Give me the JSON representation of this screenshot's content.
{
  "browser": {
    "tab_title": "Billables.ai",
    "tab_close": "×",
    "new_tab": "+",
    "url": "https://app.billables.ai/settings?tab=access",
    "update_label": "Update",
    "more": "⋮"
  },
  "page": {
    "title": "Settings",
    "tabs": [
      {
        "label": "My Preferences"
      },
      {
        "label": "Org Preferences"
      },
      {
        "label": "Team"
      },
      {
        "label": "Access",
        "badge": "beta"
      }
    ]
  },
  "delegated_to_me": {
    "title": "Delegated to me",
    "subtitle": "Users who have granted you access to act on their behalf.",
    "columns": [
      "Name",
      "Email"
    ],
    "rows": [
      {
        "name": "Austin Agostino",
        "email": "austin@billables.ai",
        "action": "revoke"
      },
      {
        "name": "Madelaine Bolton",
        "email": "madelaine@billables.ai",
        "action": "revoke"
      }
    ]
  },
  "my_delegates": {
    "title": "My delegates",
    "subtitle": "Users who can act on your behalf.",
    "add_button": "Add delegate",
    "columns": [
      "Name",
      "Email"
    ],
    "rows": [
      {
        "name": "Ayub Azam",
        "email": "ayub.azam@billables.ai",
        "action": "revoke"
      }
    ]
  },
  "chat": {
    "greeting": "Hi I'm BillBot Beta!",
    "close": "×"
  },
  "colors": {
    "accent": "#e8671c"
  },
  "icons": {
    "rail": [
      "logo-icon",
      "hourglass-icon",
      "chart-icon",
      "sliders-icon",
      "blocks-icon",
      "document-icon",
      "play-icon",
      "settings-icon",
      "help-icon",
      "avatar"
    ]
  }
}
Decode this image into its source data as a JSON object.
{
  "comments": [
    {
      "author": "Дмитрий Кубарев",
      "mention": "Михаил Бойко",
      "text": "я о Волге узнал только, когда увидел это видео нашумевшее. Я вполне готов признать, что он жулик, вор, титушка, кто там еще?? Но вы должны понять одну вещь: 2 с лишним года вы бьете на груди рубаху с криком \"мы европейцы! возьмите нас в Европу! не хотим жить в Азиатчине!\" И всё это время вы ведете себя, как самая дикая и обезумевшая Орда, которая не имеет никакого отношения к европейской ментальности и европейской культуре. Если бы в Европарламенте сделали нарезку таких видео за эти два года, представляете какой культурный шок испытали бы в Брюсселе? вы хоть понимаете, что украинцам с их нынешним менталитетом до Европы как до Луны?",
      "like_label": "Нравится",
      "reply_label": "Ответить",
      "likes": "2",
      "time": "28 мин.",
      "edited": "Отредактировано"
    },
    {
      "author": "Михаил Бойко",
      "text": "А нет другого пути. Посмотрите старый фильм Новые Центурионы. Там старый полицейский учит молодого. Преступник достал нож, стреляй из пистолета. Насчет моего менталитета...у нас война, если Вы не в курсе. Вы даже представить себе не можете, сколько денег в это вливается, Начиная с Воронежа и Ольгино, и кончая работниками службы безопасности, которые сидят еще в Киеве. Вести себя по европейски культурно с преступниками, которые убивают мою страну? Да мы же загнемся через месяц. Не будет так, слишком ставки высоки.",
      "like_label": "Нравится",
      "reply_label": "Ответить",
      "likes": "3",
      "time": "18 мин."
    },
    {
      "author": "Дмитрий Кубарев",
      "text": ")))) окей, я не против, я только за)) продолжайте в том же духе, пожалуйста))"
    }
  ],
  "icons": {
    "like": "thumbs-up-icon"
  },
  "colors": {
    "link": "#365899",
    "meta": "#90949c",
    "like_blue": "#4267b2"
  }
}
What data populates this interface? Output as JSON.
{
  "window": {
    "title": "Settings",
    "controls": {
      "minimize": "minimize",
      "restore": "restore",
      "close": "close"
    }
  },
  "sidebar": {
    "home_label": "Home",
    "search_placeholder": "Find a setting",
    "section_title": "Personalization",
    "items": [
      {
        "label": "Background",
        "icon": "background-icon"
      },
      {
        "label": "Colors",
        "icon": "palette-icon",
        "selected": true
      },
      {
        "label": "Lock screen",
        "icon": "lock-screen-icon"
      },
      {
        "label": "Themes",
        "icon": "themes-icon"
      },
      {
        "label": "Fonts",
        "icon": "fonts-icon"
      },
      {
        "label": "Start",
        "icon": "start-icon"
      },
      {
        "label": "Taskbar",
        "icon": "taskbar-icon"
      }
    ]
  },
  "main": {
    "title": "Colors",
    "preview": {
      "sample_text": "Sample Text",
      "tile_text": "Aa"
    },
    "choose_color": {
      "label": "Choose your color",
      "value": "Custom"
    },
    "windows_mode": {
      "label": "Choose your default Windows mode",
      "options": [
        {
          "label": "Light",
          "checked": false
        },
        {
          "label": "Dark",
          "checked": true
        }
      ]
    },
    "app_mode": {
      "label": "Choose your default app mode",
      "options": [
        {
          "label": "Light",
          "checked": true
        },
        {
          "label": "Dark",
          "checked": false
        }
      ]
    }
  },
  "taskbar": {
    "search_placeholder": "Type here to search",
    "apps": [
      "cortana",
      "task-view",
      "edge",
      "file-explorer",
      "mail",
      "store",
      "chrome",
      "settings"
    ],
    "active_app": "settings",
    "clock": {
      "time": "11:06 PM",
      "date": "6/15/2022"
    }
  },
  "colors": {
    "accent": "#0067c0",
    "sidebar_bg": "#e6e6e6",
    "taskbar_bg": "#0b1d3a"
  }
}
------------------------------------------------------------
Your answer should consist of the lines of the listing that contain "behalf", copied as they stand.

§ **YOUR RESPONSE**:
    "subtitle": "Users who have granted you access to act on their behalf.",
    "subtitle": "Users who can act on your behalf.",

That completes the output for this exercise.